_Work instructions_:
Each line that includes "open" must be copied from the records.

_Supplied entries_:
==*==
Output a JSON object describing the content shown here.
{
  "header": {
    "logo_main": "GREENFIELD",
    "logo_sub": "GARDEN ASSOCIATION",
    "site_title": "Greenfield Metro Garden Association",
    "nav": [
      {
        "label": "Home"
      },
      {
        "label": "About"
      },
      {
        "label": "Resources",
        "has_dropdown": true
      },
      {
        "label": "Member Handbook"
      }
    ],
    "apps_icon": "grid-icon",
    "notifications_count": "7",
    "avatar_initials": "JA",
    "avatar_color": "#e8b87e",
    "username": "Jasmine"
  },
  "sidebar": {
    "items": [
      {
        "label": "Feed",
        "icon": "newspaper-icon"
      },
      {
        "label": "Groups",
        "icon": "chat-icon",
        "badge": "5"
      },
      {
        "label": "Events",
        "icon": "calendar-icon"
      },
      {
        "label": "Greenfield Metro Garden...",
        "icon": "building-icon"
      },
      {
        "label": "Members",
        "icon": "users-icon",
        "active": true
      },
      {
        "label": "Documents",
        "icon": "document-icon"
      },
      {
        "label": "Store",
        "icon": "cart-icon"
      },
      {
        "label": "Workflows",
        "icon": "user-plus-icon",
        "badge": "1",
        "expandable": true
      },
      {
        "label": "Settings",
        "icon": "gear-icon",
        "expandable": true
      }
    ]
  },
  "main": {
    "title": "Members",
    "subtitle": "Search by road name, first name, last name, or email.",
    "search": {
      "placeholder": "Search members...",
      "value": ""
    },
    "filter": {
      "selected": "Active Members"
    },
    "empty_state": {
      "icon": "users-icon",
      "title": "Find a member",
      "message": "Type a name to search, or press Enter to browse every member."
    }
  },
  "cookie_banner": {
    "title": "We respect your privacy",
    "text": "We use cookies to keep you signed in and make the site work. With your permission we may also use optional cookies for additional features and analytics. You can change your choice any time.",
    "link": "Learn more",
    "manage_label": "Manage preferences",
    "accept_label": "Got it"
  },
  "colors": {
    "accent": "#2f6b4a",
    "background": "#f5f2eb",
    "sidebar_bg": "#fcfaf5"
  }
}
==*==
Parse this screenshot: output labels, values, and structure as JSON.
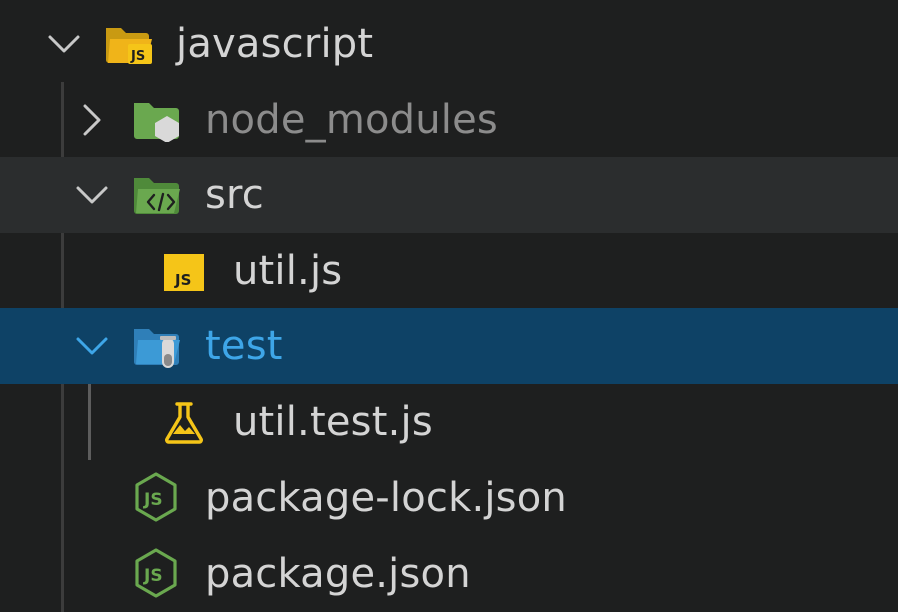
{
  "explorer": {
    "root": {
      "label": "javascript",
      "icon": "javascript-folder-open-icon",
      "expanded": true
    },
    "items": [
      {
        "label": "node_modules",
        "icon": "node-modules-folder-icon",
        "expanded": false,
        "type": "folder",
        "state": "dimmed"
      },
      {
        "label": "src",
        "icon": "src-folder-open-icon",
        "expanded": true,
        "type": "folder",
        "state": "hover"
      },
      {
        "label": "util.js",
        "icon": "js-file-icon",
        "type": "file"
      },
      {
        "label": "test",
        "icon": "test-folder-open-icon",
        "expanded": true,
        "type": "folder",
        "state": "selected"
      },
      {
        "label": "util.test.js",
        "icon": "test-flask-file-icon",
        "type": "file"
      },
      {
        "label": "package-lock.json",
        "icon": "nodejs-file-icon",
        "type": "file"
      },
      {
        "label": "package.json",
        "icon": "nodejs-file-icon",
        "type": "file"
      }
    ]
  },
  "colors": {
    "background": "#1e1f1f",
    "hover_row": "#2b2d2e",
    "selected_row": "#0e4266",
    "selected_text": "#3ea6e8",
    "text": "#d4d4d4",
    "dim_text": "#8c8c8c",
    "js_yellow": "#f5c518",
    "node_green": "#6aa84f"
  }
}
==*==
_Expected answer_:
      "icon": "javascript-folder-open-icon",
        "icon": "src-folder-open-icon",
        "icon": "test-folder-open-icon",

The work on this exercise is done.